“The term 'non-essential' has been connected to National Park Service employees in many national news stories lately in the run-up to the government shutdown," said Coalition spokeswoman Joan Anzelmo. "Therefore, we want to take this opportunity to remind every American that if the potential shutdown occurs, it will require furloughing people who fight explosive wildfires, save lives in outdoor accidents, rescue injured climbers on mountain peaks, search for lost children, respond to terrorist threats, protect U.S. borders, and rush into places devastated by hurricanes, tornadoes, earthquakes, fires and floods to help their fellow man.
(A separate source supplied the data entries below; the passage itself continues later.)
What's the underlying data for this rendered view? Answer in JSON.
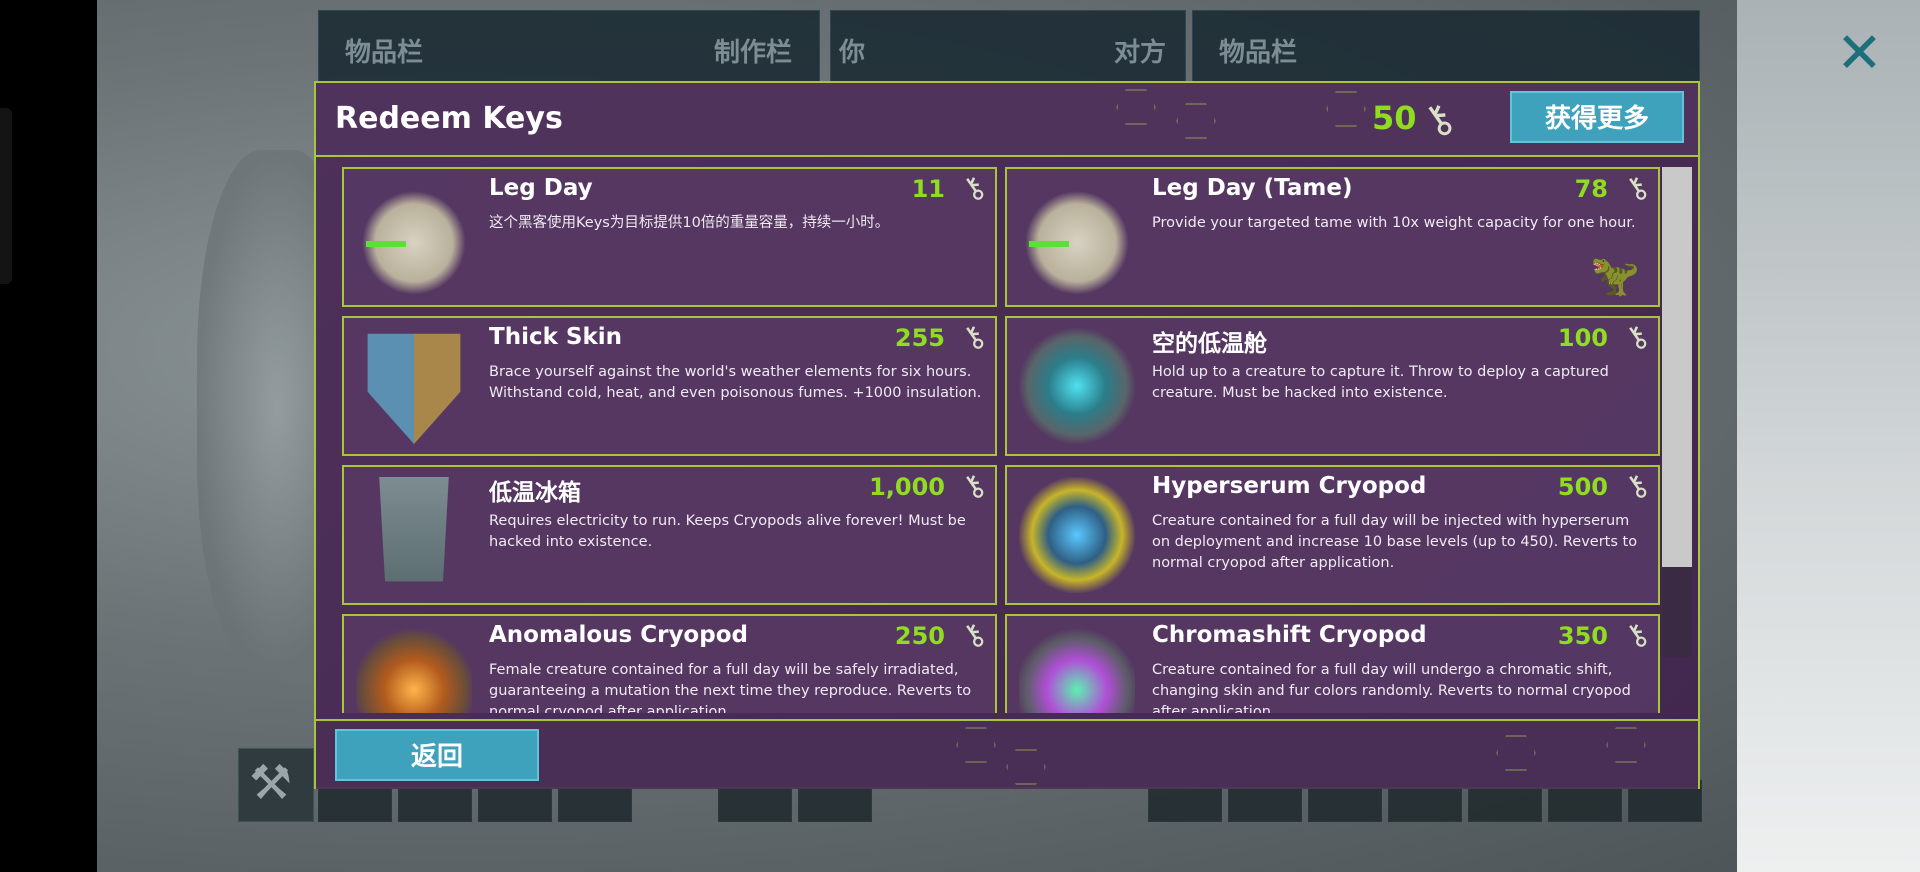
{
  "top_tabs": {
    "inventory_left": "物品栏",
    "crafting": "制作栏",
    "you": "你",
    "other": "对方",
    "inventory_right": "物品栏"
  },
  "modal": {
    "title": "Redeem Keys",
    "key_balance": "50",
    "get_more_label": "获得更多",
    "back_label": "返回"
  },
  "items": [
    {
      "name": "Leg Day",
      "cost": "11",
      "desc": "这个黑客使用Keys为目标提供10倍的重量容量，持续一小时。",
      "icon": "leg-day-icon"
    },
    {
      "name": "Leg Day (Tame)",
      "cost": "78",
      "desc": "Provide your targeted tame with 10x weight capacity for one hour.",
      "icon": "leg-day-icon"
    },
    {
      "name": "Thick Skin",
      "cost": "255",
      "desc": "Brace yourself against the world's weather elements for six hours. Withstand cold, heat, and even poisonous fumes. +1000 insulation.",
      "icon": "shield-icon"
    },
    {
      "name": "空的低温舱",
      "cost": "100",
      "desc": "Hold up to a creature to capture it. Throw to deploy a captured creature. Must be hacked into existence.",
      "icon": "cryopod-icon"
    },
    {
      "name": "低温冰箱",
      "cost": "1,000",
      "desc": "Requires electricity to run.  Keeps Cryopods alive forever! Must be hacked into existence.",
      "icon": "cryofridge-icon"
    },
    {
      "name": "Hyperserum Cryopod",
      "cost": "500",
      "desc": "Creature contained for a full day will be injected with hyperserum on deployment and increase 10 base levels (up to 450). Reverts to normal cryopod after application.",
      "icon": "hyperserum-cryopod-icon"
    },
    {
      "name": "Anomalous Cryopod",
      "cost": "250",
      "desc": "Female creature contained for a full day will be safely irradiated, guaranteeing a mutation the next time they reproduce. Reverts to normal cryopod after application.",
      "icon": "anomalous-cryopod-icon"
    },
    {
      "name": "Chromashift Cryopod",
      "cost": "350",
      "desc": "Creature contained for a full day will undergo a chromatic shift, changing skin and fur colors randomly. Reverts to normal cryopod after application.",
      "icon": "chromashift-cryopod-icon"
    }
  ],
  "colors": {
    "accent_border": "#a7c63a",
    "cost_green": "#8fdc21",
    "button_blue": "#3ea2bd",
    "panel_purple": "#4b2d57"
  },
  "scroll_position_fraction": 0.0
}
NPS does this vital work and so much more day in and day out, year-round."
The closure of the park system would throw more than 21,000 employees out of work, and cost gateway communities as much as $30 million a day in lost revenues, according to estimates from the National Parks Conservation Association.
Across the country, a government shutdown would interrupt, if not cancel, vacations, and halt hunting in national preserves, while agencies like the Park Service would spend millions of dollars, collectively, to wind down and shutter operations.
"The exercise federal agencies must go through, first to gear up for a shutdown – and the costs to actually shut agencies and facilities down is estimated at more than one billion dollars," the retirees coalition said. "Then there is the gearing back up to restore the services and facilities to operational levels. This is a huge waste of taxpayer money and staff time."